PWAs is definitely one of the most exciting technologies to emerge in recent times in Web Development. Technologically speaking, PWAs are web apps enhanced with modern web technologies (Service Worker, Cache API, Push notifications, Web App Manifest) to provide a more app-like experience.

PWAs are installable on mobile devices

They’re pure web applications built with the very web technologies (HTML, JS & CSS) but they can be installed to mobile, tablet, Smart TV, etc. through a browser provided prompt, meaning you can have a link on your home screen to launch the app right away making it easier to access. And they work in all web browsers.

Example of mobile devices
Example: Twitter Lite Mobile

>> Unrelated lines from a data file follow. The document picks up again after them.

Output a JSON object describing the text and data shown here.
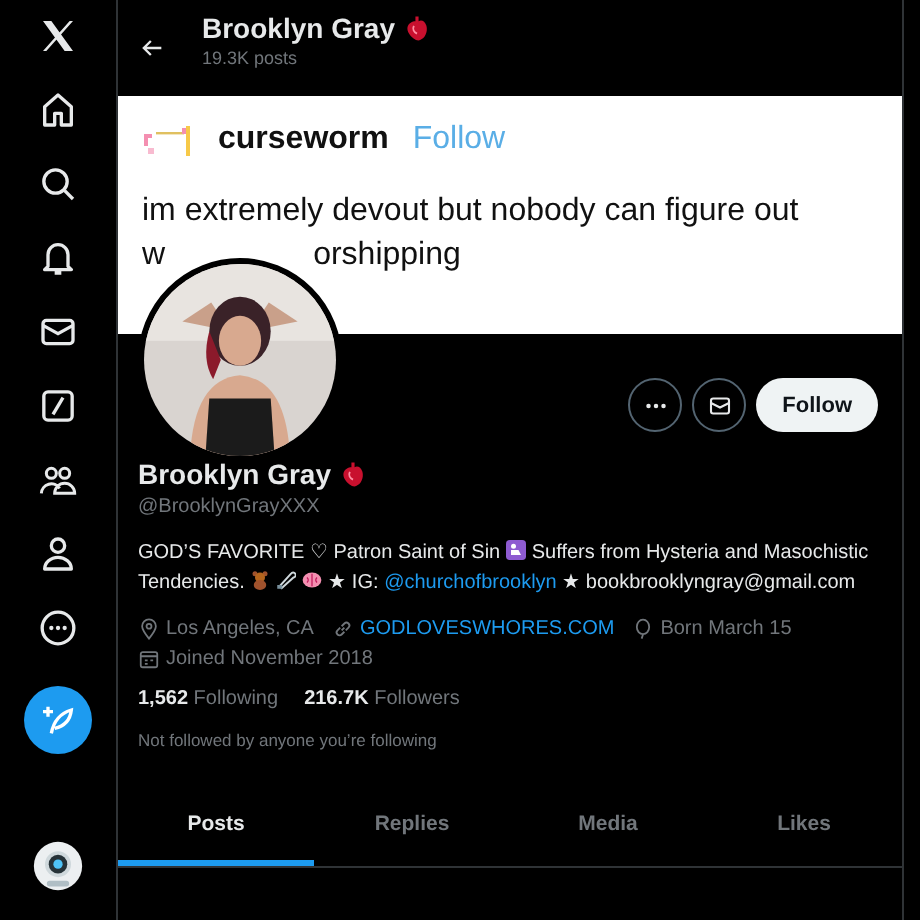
{
  "header": {
    "title": "Brooklyn Gray",
    "subtitle": "19.3K posts"
  },
  "banner": {
    "author": "curseworm",
    "follow": "Follow",
    "line": "im extremely devout but nobody can figure out",
    "partial_start": "w",
    "partial_end": "orshipping"
  },
  "actions": {
    "follow": "Follow"
  },
  "profile": {
    "name": "Brooklyn Gray",
    "handle": "@BrooklynGrayXXX",
    "bio": [
      {
        "kind": "text",
        "text": "GOD’S FAVORITE ♡ Patron Saint of Sin"
      },
      {
        "kind": "emoji"
      },
      {
        "kind": "text",
        "text": "Suffers from Hysteria and Masochistic Tendencies."
      },
      {
        "kind": "emoji"
      },
      {
        "kind": "emoji"
      },
      {
        "kind": "emoji"
      },
      {
        "kind": "text",
        "text": "★ IG:"
      },
      {
        "kind": "link",
        "text": "@churchofbrooklyn"
      },
      {
        "kind": "text",
        "text": "★ bookbrooklyngray@gmail.com"
      }
    ],
    "location": "Los Angeles, CA",
    "website": "GODLOVESWHORES.COM",
    "birthday": "Born March 15",
    "joined": "Joined November 2018",
    "following_count": "1,562",
    "following_label": "Following",
    "followers_count": "216.7K",
    "followers_label": "Followers",
    "note": "Not followed by anyone you’re following"
  },
  "tabs": [
    {
      "label": "Posts",
      "selected": true
    },
    {
      "label": "Replies",
      "selected": false
    },
    {
      "label": "Media",
      "selected": false
    },
    {
      "label": "Likes",
      "selected": false
    }
  ]
}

PWAs added to the home screen now show up anywhere you’d expect an app to show up; this includes the app launcher, task switcher and system settings.

Example of mobile devices
Twitter and Twitter Lite

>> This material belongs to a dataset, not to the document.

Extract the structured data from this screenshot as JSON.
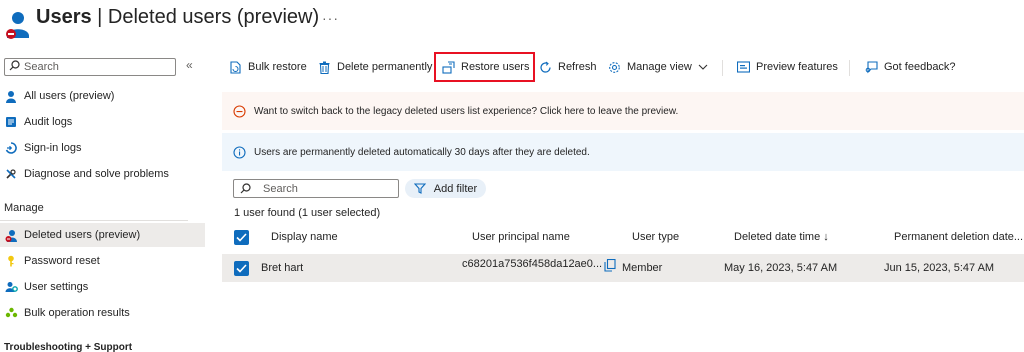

All web applications that provides a valid manifest.json file in their index.html are installable, the format is described in MDN.

PWAs feel like a native app

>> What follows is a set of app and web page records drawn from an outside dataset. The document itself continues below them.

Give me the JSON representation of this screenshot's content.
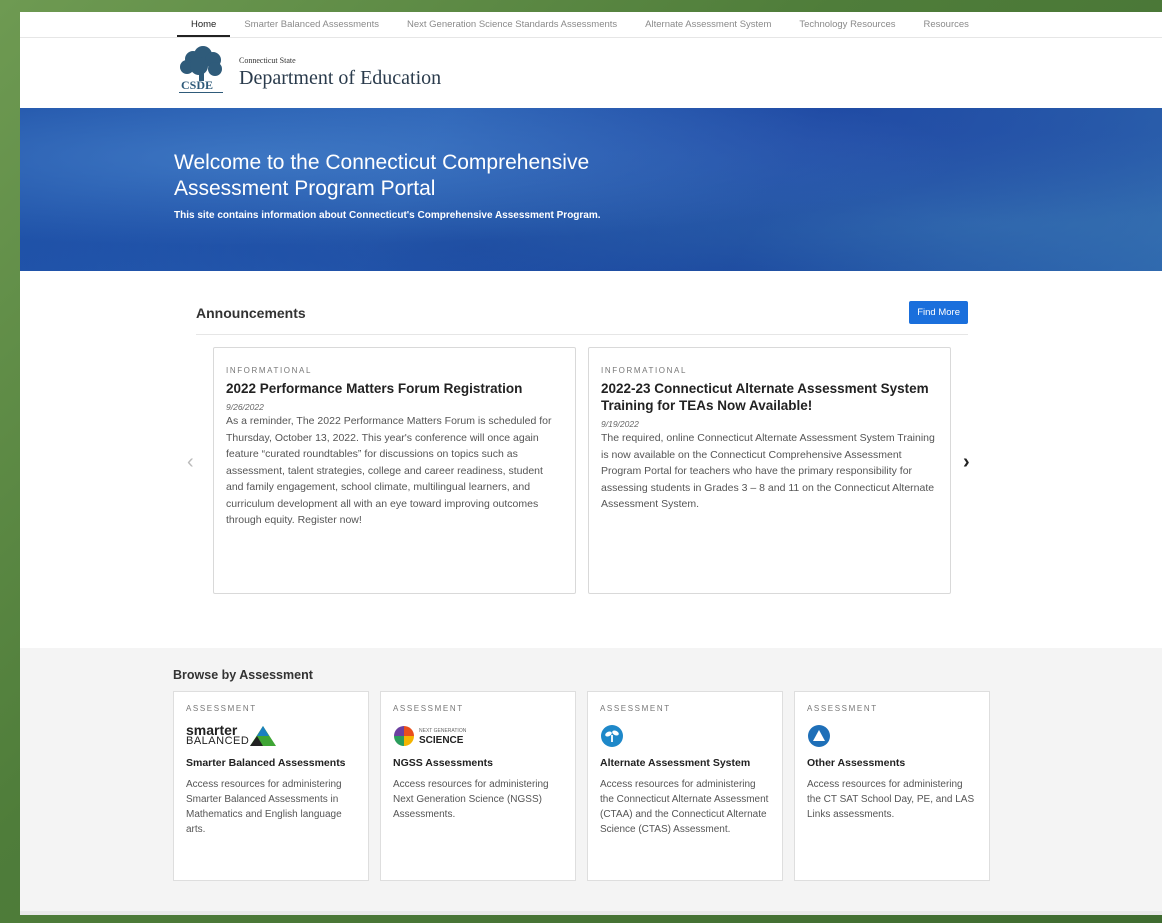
{
  "nav": {
    "items": [
      {
        "label": "Home",
        "active": true
      },
      {
        "label": "Smarter Balanced Assessments",
        "active": false
      },
      {
        "label": "Next Generation Science Standards Assessments",
        "active": false
      },
      {
        "label": "Alternate Assessment System",
        "active": false
      },
      {
        "label": "Technology Resources",
        "active": false
      },
      {
        "label": "Resources",
        "active": false
      }
    ]
  },
  "header": {
    "state": "Connecticut State",
    "department": "Department of Education",
    "logo_text": "CSDE"
  },
  "hero": {
    "title": "Welcome to the Connecticut Comprehensive Assessment Program Portal",
    "subtitle": "This site contains information about Connecticut's Comprehensive Assessment Program."
  },
  "announcements": {
    "heading": "Announcements",
    "find_more": "Find More",
    "prev_icon": "chevron-left-icon",
    "next_icon": "chevron-right-icon",
    "items": [
      {
        "category": "INFORMATIONAL",
        "title": "2022 Performance Matters Forum Registration",
        "date": "9/26/2022",
        "body": "As a reminder, The 2022 Performance Matters Forum is scheduled for Thursday, October 13, 2022. This year's conference will once again feature “curated roundtables” for discussions on topics such as assessment, talent strategies, college and career readiness, student and family engagement, school climate, multilingual learners, and curriculum development all with an eye toward improving outcomes through equity. Register now!"
      },
      {
        "category": "INFORMATIONAL",
        "title": "2022-23 Connecticut Alternate Assessment System Training for TEAs Now Available!",
        "date": "9/19/2022",
        "body": "The required, online Connecticut Alternate Assessment System Training is now available on the Connecticut Comprehensive Assessment Program Portal for teachers who have the primary responsibility for assessing students in Grades 3 – 8 and 11 on the Connecticut Alternate Assessment System."
      }
    ]
  },
  "browse": {
    "heading": "Browse by Assessment",
    "items": [
      {
        "category": "ASSESSMENT",
        "logo_top": "smarter",
        "logo_bottom": "BALANCED",
        "title": "Smarter Balanced Assessments",
        "desc": "Access resources for administering Smarter Balanced Assessments in Mathematics and English language arts."
      },
      {
        "category": "ASSESSMENT",
        "logo_top": "NEXT GENERATION",
        "logo_bottom": "SCIENCE",
        "title": "NGSS Assessments",
        "desc": "Access resources for administering Next Generation Science (NGSS) Assessments."
      },
      {
        "category": "ASSESSMENT",
        "title": "Alternate Assessment System",
        "desc": "Access resources for administering the Connecticut Alternate Assessment (CTAA) and the Connecticut Alternate Science (CTAS) Assessment."
      },
      {
        "category": "ASSESSMENT",
        "title": "Other Assessments",
        "desc": "Access resources for administering the CT SAT School Day, PE, and LAS Links assessments."
      }
    ]
  },
  "colors": {
    "accent": "#1a6fdc",
    "hero": "#1d4fa6",
    "frame": "#4f7d3a"
  }
}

Users don’t care about whether a technology is native, an installed web app or a website, what makes users engage is the experience itself. The installed PWA opens in full screen mode and it will look and act like any other app, even push notifications appear as if they come from a native app.

Twitter in mobile
Native app

 

PWAs are reliable & faster

They should work even if the network is poor or is unavailable to avoid typical ‘There is no Internet connection’ screen in traditional web apps.

To avoid this happening to end users Service Workers are used to cache the application, provide offline access to cached content and performance on par with natively-installed code. A Service Worker is essentially a JavaScript file that runs separately from the main browser thread, intercepting network requests, caching or retrieving resources from the cache and delivering push messages.

PWAs are developer friendly and easy to update

A PWA is basically a website, so you can write them with any framework you want and address any device (desktop, mobile, tablet, Smart TV…).

Unlike a “packaged” web app experience, PWAs are hosted on your servers and can be updated without issuing new updates to an app store. Not being in the app store means you don’t need the Apple or Google approval to be in the users pockets and you can release updates when you want.

As a web app some native functions are still not supported, and push notifications aren’t supported on iOS yet. For more information, see this page What web can do. Web apps are getting better and better, and with the recent improved support for PWAs in iOS and Windows we can now make a Progressive Web App and ship it to Android, iOS, Windows and Chrome OS, plus working in any modern web browser.

 

Written by: Daniel Macho.